Advisors to the European Medicines Agency (EMA) are backing approval of Janssen's Stelara, bringing the drug closer to becoming the first interleukin (IL)-12/23 inhibitor licensed for Crohn's disease.
The Committee for Medicinal Products for Human Use (CHMP) has issued a positive opinion for the use of Stelara (ustekinumab) to treat adults with moderately to severely active Crohn's disease who have had an inadequate response with, lost response to, or were intolerant to either conventional therapy or a tumour necrosis factor alpha (TNFα) antagonist or have medical contraindications to such therapies.
Janssen filed to drug in December last year on the back of data showing that, after six weeks' treatment, 52 percent of patients taking Stelara 130mg and 56 percent receiving the 6mg/kg dose achieved a clinical response, versus 29 percent in the placebo arm. After eight weeks (a secondary endpoint), the figures were 47 percent and 58 percent compared to 32%, respectively.
Both doses of Stelara also resulted in statistically significant improvements in the Inflammatory Bowel Disease Questionnaire, a health-related quality of life measure for patients with the condition, as well as markers of inflammation, including C-reactive protein, faecal lactoferrin and calprotectin.
Crohn's disease is a chronic inflammatory bowel disease that affects around 115,000 people in the UK and nearly 250,000 people in Europe.

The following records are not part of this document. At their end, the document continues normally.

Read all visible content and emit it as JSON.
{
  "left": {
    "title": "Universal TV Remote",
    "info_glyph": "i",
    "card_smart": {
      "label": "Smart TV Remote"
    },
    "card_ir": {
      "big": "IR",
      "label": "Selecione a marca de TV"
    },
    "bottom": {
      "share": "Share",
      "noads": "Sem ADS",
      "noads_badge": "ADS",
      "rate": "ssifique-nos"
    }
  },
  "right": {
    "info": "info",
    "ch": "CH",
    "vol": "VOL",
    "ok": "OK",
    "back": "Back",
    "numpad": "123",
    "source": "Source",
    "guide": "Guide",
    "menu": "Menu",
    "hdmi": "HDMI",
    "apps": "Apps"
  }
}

It's cause is not known and currently there is no cure, and new treatment options are urgently needed.
Stelara - a human monoclonal antibody targeting interleukin-12 and -23 cytokines, which are believed to play an important role in immune-mediated diseases such as Crohn's - is already approved in Europe for the treatment of moderate-to-severe plaque psoriasis and active psoriatic arthritis.